While it might seem like just another science fair exhibit, think of the applications. One can almost envision mass transit gliding along carrying passengers inside a high temperature superconductor sourced vehicle. Or a warehouse where tow motors has become obsolete. Permanent magnets eave been known to levitate. And when it comes to superconductors, electrons simply flow through in an orderly pattern without resistance. Then why not use the technology for Quantum levitated trains. What is Quantum Levitation? A thin superconductor layer (-?1 pm thick) is coated on a sapphire wafer.
Quantum physics tells us that the magnetic field penetrates into the superconductor in the form of discrete flux tubes. The superconductor strongly pins these tubes, causing it to float in midair. This effect is called =quantum levitation’. The Physics behind Quantum Levitation: We start with a single crystal sapphire wafer and coat it with a thin (-?1 pm thick) ceramic material called yttrium barium copper oxide (YBa2Cu307-x). The ceramic layer has no interesting magnetic or electrical properties at room temperature.
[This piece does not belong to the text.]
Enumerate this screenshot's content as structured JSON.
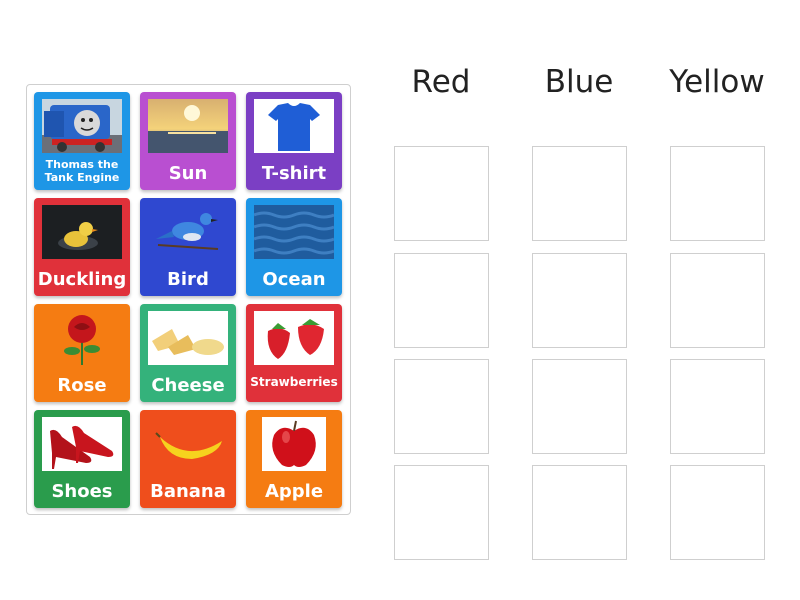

However, when cooled below -ICC (-301 OF) the material becomes a superconductor.
It conducts electricity without resistance, with no energy loss. Superconductivity and magnetic field do not like each other. When possible, the superconductor will expel all the magnetic field from inside by developing circulating currents. This is called as the Missioner’s effect. In our case, since the superconductor is extremely thin, the magnetic field DOES penetrate. However, it does that in discrete quantities (this is quantum physics after all! ) called flux tubes. Inside each magnetic flux tube superconductivity is locally destroyed. The superconductor will try to keep the magnetic tubes pinned in weak areas (e. . Grain boundaries). Any spatial movement of the superconductor will cause the flux tubes to move. In order to prevent that the superconductor remains -?trapped in mid-air this phenomena is called Quantum Locking or Quantum trapping. Future of Quantum Levitation: In the future we will be able to replace magnetic levitated trains with the quantum levitation and we can also have Flying cars, fossil fuel requirement is eliminated creating an environment free of pollution we can design friction less bearings, friction less particle accelerators and so on. 2.
A superconductor is a material that can conduct electricity or transport electrons from one atom to another with no resistance. This means no heat, sound or any other form of energy would be released from the material when t has reached “critical temperature” (Etc), or the temperature at which the material becomes superconductive. Unfortunately, most materials must be in an extremely low energy state (very cold) in order to become superconductive. Research is underway to develop compounds that become superconductive at higher temperatures.
Currently, an excessive amount of energy must be used in the cooling process making superconductors inefficient and uneconomical. 2. 2 Types of Superconductors: Superconductors come in two different flavors: type and type II. Type I Superconductors: The Type 1 category of superconductors is mainly comprised of metals and metalloid that show some conductivity at room temperature. They require incredible cold to slow down molecular vibrations sufficiently to facilitate unimpeded electron flow in accordance with what is known as BCC theory.
BCC theory suggests that electrons team up in “Cooper pairs” in order to help each other overcome molecular obstacles – much like race cars on a track drafting each other in order to go faster. Scientists call this process phonon- mediated coupling because of the sound packets generated by the flexing of he crystal lattice. Type 1 superconductors – characterized as the “soft” us preproduction – were discovered first and require the coldest temperatures to become superconductive.